Tom Sullivan was a seventy-two-year-old former US Attorney and partner at the corporate law firm of Jenner and Block when he read about Rasul in the paper and saw that CCR was looking for volunteers. He picked up the phone and offered his firm’s services. For more than a decade, Sullivan and several other lawyers at the firm have represented about twenty men at Guantánamo. All but one client have been released. The firm has devoted thousands of hours to the work, all without compensation.

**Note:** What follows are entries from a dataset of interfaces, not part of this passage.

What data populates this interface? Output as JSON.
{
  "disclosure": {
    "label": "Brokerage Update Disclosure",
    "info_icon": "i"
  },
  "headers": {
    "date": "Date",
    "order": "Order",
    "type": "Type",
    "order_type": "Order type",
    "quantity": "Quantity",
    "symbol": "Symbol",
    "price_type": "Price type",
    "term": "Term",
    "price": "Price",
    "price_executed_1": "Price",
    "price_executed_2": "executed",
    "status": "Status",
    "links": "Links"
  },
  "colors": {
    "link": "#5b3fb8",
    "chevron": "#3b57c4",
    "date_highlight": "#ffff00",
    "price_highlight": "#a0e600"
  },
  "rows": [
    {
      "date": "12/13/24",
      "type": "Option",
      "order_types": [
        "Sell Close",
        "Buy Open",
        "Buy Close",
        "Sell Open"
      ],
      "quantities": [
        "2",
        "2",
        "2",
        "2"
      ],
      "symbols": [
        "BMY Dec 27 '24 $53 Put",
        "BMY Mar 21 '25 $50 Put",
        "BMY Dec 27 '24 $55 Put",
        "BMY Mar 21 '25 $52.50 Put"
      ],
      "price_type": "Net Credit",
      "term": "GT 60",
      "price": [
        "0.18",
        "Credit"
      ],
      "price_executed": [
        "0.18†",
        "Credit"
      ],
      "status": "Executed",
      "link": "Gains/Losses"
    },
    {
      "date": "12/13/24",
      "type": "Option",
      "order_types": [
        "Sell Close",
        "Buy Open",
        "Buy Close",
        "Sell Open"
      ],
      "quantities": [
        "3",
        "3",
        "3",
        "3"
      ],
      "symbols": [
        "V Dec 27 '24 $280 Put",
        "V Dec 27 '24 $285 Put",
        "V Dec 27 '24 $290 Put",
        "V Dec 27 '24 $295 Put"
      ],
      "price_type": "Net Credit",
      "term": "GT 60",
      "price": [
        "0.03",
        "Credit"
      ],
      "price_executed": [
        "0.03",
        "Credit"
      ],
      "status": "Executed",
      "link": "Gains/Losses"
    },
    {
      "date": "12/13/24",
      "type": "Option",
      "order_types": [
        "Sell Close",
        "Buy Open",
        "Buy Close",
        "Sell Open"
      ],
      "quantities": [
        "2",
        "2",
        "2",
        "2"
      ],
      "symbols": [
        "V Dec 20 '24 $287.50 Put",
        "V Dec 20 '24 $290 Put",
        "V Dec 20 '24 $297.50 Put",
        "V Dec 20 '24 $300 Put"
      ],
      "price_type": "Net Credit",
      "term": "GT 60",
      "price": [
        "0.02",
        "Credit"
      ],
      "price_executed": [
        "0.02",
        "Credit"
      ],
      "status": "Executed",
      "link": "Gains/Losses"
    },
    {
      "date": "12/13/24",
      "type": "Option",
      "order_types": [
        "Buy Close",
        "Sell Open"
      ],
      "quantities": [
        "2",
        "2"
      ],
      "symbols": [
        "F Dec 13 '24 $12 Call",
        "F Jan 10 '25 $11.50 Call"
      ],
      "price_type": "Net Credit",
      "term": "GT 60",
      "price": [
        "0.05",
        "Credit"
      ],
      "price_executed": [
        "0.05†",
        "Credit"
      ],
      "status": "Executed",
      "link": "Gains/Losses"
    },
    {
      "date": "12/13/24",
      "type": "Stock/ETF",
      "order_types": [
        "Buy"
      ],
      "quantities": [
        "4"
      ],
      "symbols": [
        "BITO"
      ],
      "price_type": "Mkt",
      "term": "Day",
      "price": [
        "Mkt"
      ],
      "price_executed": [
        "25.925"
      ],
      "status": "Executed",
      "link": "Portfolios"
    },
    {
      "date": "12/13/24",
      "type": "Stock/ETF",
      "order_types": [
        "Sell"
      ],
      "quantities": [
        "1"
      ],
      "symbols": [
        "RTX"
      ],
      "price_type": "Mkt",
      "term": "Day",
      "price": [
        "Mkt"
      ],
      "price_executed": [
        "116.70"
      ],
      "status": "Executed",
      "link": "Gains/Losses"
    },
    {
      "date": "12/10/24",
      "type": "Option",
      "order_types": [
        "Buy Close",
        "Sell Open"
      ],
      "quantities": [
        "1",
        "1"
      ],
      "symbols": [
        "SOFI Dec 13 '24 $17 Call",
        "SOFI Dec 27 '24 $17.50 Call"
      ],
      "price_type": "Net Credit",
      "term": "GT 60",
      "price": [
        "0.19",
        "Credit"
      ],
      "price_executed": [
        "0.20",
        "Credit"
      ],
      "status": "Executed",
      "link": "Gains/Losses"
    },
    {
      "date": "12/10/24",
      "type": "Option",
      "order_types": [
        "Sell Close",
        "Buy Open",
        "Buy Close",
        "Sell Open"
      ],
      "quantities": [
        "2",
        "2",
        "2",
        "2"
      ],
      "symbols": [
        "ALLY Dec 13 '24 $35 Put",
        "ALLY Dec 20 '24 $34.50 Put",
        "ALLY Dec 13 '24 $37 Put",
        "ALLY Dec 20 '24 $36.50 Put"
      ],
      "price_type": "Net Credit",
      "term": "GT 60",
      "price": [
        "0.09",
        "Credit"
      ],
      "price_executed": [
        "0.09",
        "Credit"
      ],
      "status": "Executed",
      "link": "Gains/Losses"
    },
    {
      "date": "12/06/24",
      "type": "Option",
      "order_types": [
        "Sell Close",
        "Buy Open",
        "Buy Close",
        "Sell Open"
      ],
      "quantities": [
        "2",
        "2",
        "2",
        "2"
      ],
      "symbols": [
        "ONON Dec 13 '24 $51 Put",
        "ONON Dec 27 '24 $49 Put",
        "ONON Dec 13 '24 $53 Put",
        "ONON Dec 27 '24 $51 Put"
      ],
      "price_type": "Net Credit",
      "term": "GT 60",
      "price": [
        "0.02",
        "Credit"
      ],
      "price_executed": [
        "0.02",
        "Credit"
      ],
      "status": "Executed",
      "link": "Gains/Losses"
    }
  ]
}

Sabin Willett was a partner specializing in bankruptcy when he volunteered in 2005. For six years, he and a team of lawyers at his firm, Morgan Lewis, represented twenty-three Uighur detainees at Guantánamo, until the final one was released in 2011. He spent as many as one thousand hours a year on the work. As he told me, “it left me firmly believing that one can—and should, when the country goes wrong—get into the arena oneself. And that even I can do this—which means anyone can.”
The volunteers didn’t always have large corporate firms to support them. Ellen Lubell and Doris Tennant run a two-person office outside Boston, specializing in family law, nonprofit advising, and copyright. They had never done anything remotely like habeas corpus litigation. But they spent four and a half years representing an Algerian man, for which they traveled to Guantánamo six or seven times. He is now back in Algeria. Dicky Grigg, a personal injury lawyer in Austin, Texas, who said his practice focuses principally on “which car entered the intersection first,” also volunteered. “It was the most meaningful thing I’ve done in my legal career,” he says.
Lawyers tend to measure success in how their cases affect their clients first, and the state of the law second. Some, of course, also look to their own bottom line. But when one fights for social justice, as Michael Ratner did, these measures are inadequate. Ratner was a one-man force multiplier. By involving so many in his work, he inspired others to follow in his footsteps. I know. He took me under his wing when I was just a law student, pretty sure that I did not want to practice law at all. He gave me lead roles in bold and ambitious cases, and guided me with wise and supportive advice. I ended up working with him for my first formative decade as a lawyer.
Ratner was deeply disappointed that he did not live to see Guantánamo closed. But it says much about his legacy that so many of the nearly eight hundred prisoners once housed there have been released, and that those remaining have forceful and dedicated advocates working on their behalf. It is now up to Obama, and Congress, to complete the task.